I am dedicated. I am kind, loving and compassionate. I am patient. I am willing to give it my all, and more, every single day until I retire when I am 80.
But … I can’t kill.
I have shot a variety of guns on different occasions. Mustering the bravery to pull the trigger and shoot a target was difficult for me. The idea of being armed in a classroom full of children … I can’t.
I love children. I would do anything in my power to protect my students. However, I don’t think taking a life is in my power.
What if the shooter was a child? How can you ask a teacher to take the life of a child?
I am only one person, and I cannot speak for all teachers. My experiences in the classroom are limited. But speaking as the teacher I will be, as the woman and the mother that I am, I cannot take a life.
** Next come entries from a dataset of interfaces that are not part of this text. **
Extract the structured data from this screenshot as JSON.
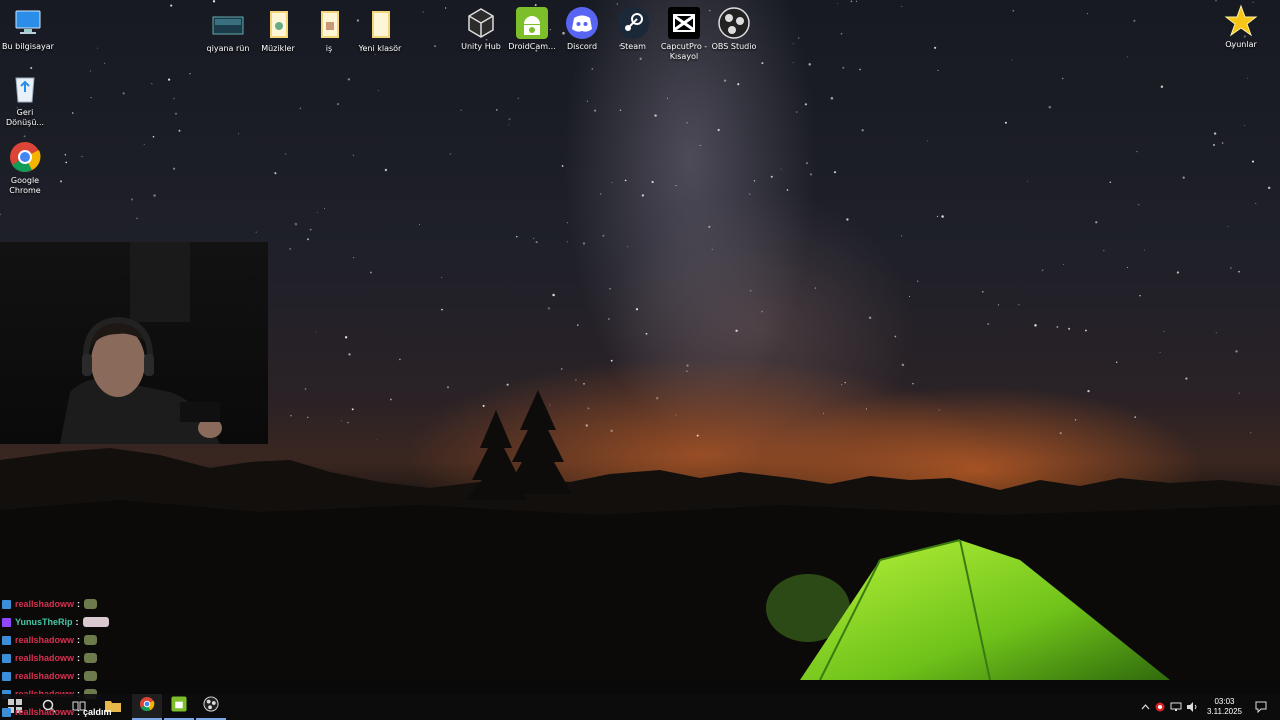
{
  "desktop_icons": [
    {
      "label": "Bu bilgisayar",
      "icon": "this-pc-icon"
    },
    {
      "label": "Geri Dönüşü...",
      "icon": "recycle-bin-icon"
    },
    {
      "label": "Google Chrome",
      "icon": "chrome-icon"
    },
    {
      "label": "qiyana rün",
      "icon": "image-file-icon"
    },
    {
      "label": "Müzikler",
      "icon": "folder-icon"
    },
    {
      "label": "iş",
      "icon": "folder-icon"
    },
    {
      "label": "Yeni klasör",
      "icon": "folder-icon"
    },
    {
      "label": "Unity Hub",
      "icon": "unity-icon"
    },
    {
      "label": "DroidCam...",
      "icon": "droidcam-icon"
    },
    {
      "label": "Discord",
      "icon": "discord-icon"
    },
    {
      "label": "Steam",
      "icon": "steam-icon"
    },
    {
      "label": "CapcutPro - Kısayol",
      "icon": "capcut-icon"
    },
    {
      "label": "OBS Studio",
      "icon": "obs-icon"
    },
    {
      "label": "Oyunlar",
      "icon": "star-icon"
    }
  ],
  "chat": [
    {
      "user": "reallshadoww",
      "sep": ":",
      "message": "",
      "user_color": "#d9304f"
    },
    {
      "user": "YunusTheRip",
      "sep": ":",
      "message": "",
      "user_color": "#46c7a8"
    },
    {
      "user": "reallshadoww",
      "sep": ":",
      "message": "",
      "user_color": "#d9304f"
    },
    {
      "user": "reallshadoww",
      "sep": ":",
      "message": "",
      "user_color": "#d9304f"
    },
    {
      "user": "reallshadoww",
      "sep": ":",
      "message": "",
      "user_color": "#d9304f"
    },
    {
      "user": "reallshadoww",
      "sep": ":",
      "message": "",
      "user_color": "#d9304f"
    },
    {
      "user": "reallshadoww",
      "sep": ":",
      "message": "çaldım",
      "user_color": "#d9304f"
    }
  ],
  "taskbar": {
    "icons": [
      "start-icon",
      "search-icon",
      "task-view-icon",
      "file-explorer-icon",
      "chrome-icon",
      "droidcam-icon",
      "obs-icon"
    ]
  },
  "tray": {
    "time": "03:03",
    "date": "3.11.2025",
    "icons": [
      "chevron-up-icon",
      "recording-icon",
      "network-icon",
      "volume-icon",
      "notification-icon"
    ]
  }
}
I imagine the moment where it is another living being with a gun versus me with a gun, and a classroom full of children behind me. Me or him. Him or me. Him, or them. I wish I could say that I could do it if it meant that I could save my kids, my students. But I can’t say that.
I have the heart of a teacher; not the heart of a killer.
I would die using my body as a shield, knowing it would mean I would never see my child again. But I cannot take a life.
Does this mean I’m not cut out to be a teacher?
• Nicole Wims is a local mother and elementary education major who will complete her last semester at Kirkwood this spring and continue to work toward her degree at Mount Mercy in the fall.